* PROMPT
Reproduce each record below in full, word for word, without images.

== SOURCE MATERIAL ==

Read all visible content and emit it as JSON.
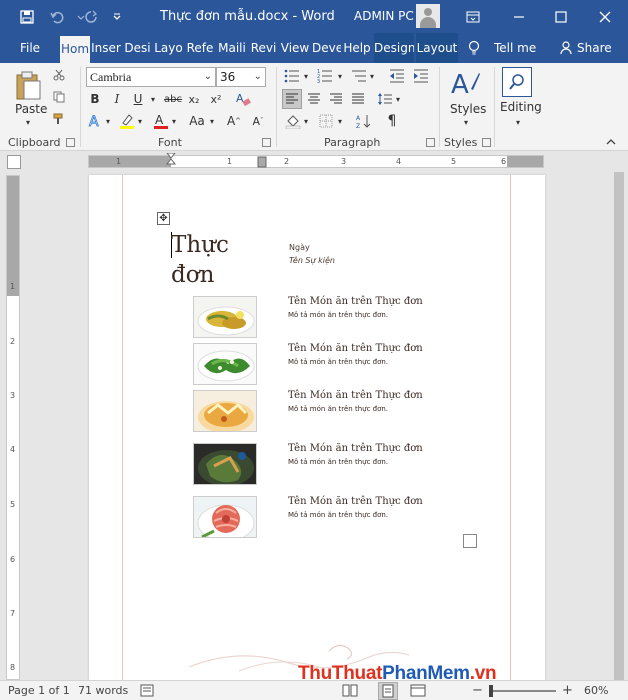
{
  "titlebar": {
    "document_title": "Thực đơn mẫu.docx  -  Word",
    "user_name": "ADMIN PC",
    "icons": [
      "save-icon",
      "undo-icon",
      "redo-icon",
      "customize-chevron-icon"
    ]
  },
  "tabs": [
    {
      "label": "File"
    },
    {
      "label": "Hom"
    },
    {
      "label": "Inser"
    },
    {
      "label": "Desi"
    },
    {
      "label": "Layo"
    },
    {
      "label": "Refe"
    },
    {
      "label": "Maili"
    },
    {
      "label": "Revi"
    },
    {
      "label": "View"
    },
    {
      "label": "Deve"
    },
    {
      "label": "Help"
    },
    {
      "label": "Design"
    },
    {
      "label": "Layout"
    }
  ],
  "tell_me": "Tell me",
  "share": "Share",
  "ribbon": {
    "clipboard": {
      "label": "Clipboard",
      "paste": "Paste"
    },
    "font": {
      "label": "Font",
      "name": "Cambria",
      "size": "36"
    },
    "paragraph": {
      "label": "Paragraph"
    },
    "styles": {
      "label": "Styles",
      "button": "Styles"
    },
    "editing": {
      "button": "Editing"
    }
  },
  "ruler": {
    "h_numbers": [
      "1",
      "1",
      "2",
      "3",
      "4",
      "5",
      "6"
    ],
    "v_numbers": [
      "1",
      "2",
      "3",
      "4",
      "5",
      "6",
      "7",
      "8"
    ]
  },
  "document": {
    "title_line1": "Thực",
    "title_line2": "đơn",
    "date": "Ngày",
    "event": "Tên Sự kiện",
    "dishes": [
      {
        "name": "Tên Món ăn trên Thực đơn",
        "desc": "Mô tả món ăn trên thực đơn."
      },
      {
        "name": "Tên Món ăn trên Thực đơn",
        "desc": "Mô tả món ăn trên thực đơn."
      },
      {
        "name": "Tên Món ăn trên Thực đơn",
        "desc": "Mô tả món ăn trên thực đơn."
      },
      {
        "name": "Tên Món ăn trên Thực đơn",
        "desc": "Mô tả món ăn trên thực đơn."
      },
      {
        "name": "Tên Món ăn trên Thực đơn",
        "desc": "Mô tả món ăn trên thực đơn."
      }
    ]
  },
  "status": {
    "page": "Page 1 of 1",
    "words": "71 words",
    "zoom": "60%",
    "zoom_minus": "−",
    "zoom_plus": "+"
  },
  "watermark": {
    "part1": "ThuThuat",
    "part2": "PhanMem",
    "part3": ".vn"
  },
  "colors": {
    "word_blue": "#2b579a",
    "ribbon_bg": "#f3f3f3"
  }
}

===

* SOLUTION FOR THIS TASK
Read all visible content and emit it as JSON.
{
  "titlebar": {
    "document_title": "Thực đơn mẫu.docx  -  Word",
    "user_name": "ADMIN PC",
    "icons": [
      "save-icon",
      "undo-icon",
      "redo-icon",
      "customize-chevron-icon"
    ]
  },
  "tabs": [
    {
      "label": "File"
    },
    {
      "label": "Hom"
    },
    {
      "label": "Inser"
    },
    {
      "label": "Desi"
    },
    {
      "label": "Layo"
    },
    {
      "label": "Refe"
    },
    {
      "label": "Maili"
    },
    {
      "label": "Revi"
    },
    {
      "label": "View"
    },
    {
      "label": "Deve"
    },
    {
      "label": "Help"
    },
    {
      "label": "Design"
    },
    {
      "label": "Layout"
    }
  ],
  "tell_me": "Tell me",
  "share": "Share",
  "ribbon": {
    "clipboard": {
      "label": "Clipboard",
      "paste": "Paste"
    },
    "font": {
      "label": "Font",
      "name": "Cambria",
      "size": "36"
    },
    "paragraph": {
      "label": "Paragraph"
    },
    "styles": {
      "label": "Styles",
      "button": "Styles"
    },
    "editing": {
      "button": "Editing"
    }
  },
  "ruler": {
    "h_numbers": [
      "1",
      "1",
      "2",
      "3",
      "4",
      "5",
      "6"
    ],
    "v_numbers": [
      "1",
      "2",
      "3",
      "4",
      "5",
      "6",
      "7",
      "8"
    ]
  },
  "document": {
    "title_line1": "Thực",
    "title_line2": "đơn",
    "date": "Ngày",
    "event": "Tên Sự kiện",
    "dishes": [
      {
        "name": "Tên Món ăn trên Thực đơn",
        "desc": "Mô tả món ăn trên thực đơn."
      },
      {
        "name": "Tên Món ăn trên Thực đơn",
        "desc": "Mô tả món ăn trên thực đơn."
      },
      {
        "name": "Tên Món ăn trên Thực đơn",
        "desc": "Mô tả món ăn trên thực đơn."
      },
      {
        "name": "Tên Món ăn trên Thực đơn",
        "desc": "Mô tả món ăn trên thực đơn."
      },
      {
        "name": "Tên Món ăn trên Thực đơn",
        "desc": "Mô tả món ăn trên thực đơn."
      }
    ]
  },
  "status": {
    "page": "Page 1 of 1",
    "words": "71 words",
    "zoom": "60%",
    "zoom_minus": "−",
    "zoom_plus": "+"
  },
  "watermark": {
    "part1": "ThuThuat",
    "part2": "PhanMem",
    "part3": ".vn"
  },
  "colors": {
    "word_blue": "#2b579a",
    "ribbon_bg": "#f3f3f3"
  }
}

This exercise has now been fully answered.